List of Contents
Relevance: This article is an example of a non-implementation of the Supreme Court’s judgment at ground level.
Synopsis: The invalid Sec. 66A is often invoked out of ignorance and is used as a tool of harassment.
What is the issue?
- Section 66A of the IT Act was struck down as unconstitutional six years ago. For the second time in two years, the supreme court has been informed that Section 66A of the IT Act, is still being invoked by the police and in some trial courts.
- It is surprising that the police headquarters and prosecutors in the various States had not disseminated the effect of the Court ruling among officers manning police stations.
- There were also instances of courts framing charges under Section 66A even after lawyers had cited the 2015 judgment. The PUCL has said as many as 745 cases are still pending in district courts in 11 States.
Shreya Singhal (2015) case vs Section 66A of the IT Act
- Section 66A made messages, which are deemed to be offensive to anyone, or those that caused annoyance, a criminal offence. If these messages were sent through a computer or computer resource. It prescribed a prison term of up to three years on conviction.
- In its landmark judgment in Shreya Singhal (2015), the Court ruled that the provision was vague and violated the freedom of free speech.
- Further, the court observed that the provision upsets the balance between the exercise of the free speech right and the imposition of reasonable restrictions on it.
What needs to be done?
- Police officers who receive complaints and register them as First Information Reports may not be aware of the judgment (Shreya Singhal).
- However, Ignorance of the law is no excuse for the citizen, and it must equally be no excuse for police officers who include invalidated sections in FIRs.

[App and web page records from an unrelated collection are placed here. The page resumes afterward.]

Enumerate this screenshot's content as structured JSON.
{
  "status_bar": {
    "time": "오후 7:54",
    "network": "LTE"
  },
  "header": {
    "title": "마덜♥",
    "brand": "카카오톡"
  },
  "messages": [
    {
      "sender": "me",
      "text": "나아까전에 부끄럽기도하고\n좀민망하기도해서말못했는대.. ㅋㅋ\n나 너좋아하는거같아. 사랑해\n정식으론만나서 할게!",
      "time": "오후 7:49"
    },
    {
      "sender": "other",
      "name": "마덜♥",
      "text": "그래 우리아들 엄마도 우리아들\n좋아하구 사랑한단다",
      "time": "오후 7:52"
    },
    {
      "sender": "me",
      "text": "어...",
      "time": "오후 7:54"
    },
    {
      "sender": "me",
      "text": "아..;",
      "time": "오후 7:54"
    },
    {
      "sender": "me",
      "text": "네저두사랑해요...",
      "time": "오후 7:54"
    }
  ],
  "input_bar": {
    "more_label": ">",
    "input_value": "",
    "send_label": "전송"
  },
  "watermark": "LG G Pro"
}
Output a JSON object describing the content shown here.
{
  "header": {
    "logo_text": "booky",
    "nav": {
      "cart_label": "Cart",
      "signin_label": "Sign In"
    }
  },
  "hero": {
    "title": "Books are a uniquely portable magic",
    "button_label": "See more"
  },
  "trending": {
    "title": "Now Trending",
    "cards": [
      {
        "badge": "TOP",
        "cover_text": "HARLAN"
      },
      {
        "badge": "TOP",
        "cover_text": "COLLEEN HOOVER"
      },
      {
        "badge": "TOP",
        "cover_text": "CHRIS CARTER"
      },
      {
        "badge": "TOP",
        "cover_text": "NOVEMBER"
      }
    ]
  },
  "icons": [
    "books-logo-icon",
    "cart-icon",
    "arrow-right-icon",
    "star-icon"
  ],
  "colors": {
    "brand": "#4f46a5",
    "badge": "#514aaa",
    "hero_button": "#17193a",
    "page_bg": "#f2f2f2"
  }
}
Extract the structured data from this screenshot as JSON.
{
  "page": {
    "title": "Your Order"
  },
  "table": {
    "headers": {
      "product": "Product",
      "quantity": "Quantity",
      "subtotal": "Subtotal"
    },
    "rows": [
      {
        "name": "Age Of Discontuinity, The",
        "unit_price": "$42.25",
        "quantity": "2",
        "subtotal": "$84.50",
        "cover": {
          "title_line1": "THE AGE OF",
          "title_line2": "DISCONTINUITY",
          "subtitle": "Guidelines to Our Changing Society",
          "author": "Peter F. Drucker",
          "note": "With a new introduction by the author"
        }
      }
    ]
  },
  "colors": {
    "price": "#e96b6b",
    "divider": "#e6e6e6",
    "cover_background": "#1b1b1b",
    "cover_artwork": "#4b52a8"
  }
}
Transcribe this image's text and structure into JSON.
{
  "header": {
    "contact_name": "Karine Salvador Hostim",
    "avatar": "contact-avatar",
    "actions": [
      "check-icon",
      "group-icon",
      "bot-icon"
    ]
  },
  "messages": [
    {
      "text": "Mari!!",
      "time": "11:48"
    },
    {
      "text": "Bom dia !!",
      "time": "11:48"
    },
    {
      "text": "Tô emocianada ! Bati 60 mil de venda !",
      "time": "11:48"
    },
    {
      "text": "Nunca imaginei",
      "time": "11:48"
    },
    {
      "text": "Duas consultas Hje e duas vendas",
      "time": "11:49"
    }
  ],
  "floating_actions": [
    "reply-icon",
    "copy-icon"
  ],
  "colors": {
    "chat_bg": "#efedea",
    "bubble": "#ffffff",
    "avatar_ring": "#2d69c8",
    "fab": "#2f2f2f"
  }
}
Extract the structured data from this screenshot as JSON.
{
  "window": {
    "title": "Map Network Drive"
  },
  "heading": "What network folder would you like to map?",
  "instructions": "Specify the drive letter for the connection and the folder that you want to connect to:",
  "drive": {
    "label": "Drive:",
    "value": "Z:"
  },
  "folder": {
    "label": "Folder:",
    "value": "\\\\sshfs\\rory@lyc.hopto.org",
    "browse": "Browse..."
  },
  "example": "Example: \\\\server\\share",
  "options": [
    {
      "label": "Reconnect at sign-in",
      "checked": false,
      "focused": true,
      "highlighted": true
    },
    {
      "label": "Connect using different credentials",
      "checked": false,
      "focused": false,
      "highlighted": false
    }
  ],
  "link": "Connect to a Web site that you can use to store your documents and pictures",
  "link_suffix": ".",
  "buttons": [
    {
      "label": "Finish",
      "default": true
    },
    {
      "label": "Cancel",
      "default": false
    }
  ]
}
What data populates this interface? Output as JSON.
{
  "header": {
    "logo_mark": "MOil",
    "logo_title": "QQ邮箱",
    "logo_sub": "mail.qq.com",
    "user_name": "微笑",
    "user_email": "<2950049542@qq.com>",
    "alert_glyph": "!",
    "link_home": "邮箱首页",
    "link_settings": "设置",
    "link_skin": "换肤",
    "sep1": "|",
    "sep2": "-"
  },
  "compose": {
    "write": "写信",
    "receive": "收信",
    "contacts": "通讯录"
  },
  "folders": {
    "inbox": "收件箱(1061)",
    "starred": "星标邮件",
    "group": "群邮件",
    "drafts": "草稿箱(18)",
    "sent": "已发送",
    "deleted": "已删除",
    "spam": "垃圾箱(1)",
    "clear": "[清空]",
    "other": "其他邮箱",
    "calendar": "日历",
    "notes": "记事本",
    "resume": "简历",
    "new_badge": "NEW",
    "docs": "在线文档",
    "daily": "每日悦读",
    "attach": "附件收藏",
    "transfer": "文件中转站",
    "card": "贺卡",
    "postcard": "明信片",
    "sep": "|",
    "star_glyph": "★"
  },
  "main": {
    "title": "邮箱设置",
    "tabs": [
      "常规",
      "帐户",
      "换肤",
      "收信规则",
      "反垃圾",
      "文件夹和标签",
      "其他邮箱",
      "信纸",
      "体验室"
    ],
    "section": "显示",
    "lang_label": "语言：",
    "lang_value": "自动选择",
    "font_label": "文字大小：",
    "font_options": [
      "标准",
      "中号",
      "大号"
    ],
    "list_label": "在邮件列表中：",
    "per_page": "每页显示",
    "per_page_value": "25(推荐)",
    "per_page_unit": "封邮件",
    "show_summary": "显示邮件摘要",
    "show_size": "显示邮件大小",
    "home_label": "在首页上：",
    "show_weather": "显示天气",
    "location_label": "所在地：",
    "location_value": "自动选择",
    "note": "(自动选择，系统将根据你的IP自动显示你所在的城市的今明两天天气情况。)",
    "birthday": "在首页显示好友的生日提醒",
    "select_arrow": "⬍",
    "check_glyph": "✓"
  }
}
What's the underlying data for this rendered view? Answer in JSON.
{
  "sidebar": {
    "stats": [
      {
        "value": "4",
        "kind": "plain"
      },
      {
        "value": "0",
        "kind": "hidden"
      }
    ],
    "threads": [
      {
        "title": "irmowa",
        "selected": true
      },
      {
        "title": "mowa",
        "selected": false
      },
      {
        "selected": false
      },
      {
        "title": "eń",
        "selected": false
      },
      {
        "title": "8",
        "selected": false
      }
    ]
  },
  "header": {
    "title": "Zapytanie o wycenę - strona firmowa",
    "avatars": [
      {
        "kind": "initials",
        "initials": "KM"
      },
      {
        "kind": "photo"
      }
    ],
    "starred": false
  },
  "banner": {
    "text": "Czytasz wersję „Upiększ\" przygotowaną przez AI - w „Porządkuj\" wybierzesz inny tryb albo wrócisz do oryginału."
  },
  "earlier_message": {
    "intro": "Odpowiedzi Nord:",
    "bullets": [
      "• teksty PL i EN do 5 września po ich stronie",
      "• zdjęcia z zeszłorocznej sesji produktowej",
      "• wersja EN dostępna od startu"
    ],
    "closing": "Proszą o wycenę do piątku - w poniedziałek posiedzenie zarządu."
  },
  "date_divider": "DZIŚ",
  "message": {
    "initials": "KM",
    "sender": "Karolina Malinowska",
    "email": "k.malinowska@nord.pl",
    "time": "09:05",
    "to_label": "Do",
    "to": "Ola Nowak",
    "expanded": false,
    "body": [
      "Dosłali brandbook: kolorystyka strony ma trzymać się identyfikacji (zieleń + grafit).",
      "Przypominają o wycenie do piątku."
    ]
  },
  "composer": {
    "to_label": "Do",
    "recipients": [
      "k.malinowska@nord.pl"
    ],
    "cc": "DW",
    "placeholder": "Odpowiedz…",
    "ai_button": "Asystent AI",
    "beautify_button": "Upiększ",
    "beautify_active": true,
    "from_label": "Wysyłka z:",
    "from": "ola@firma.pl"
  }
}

- Police chiefs and the directorates of prosecution must proactively begin a process of conveying to the lower courts and investigators about all important judgments.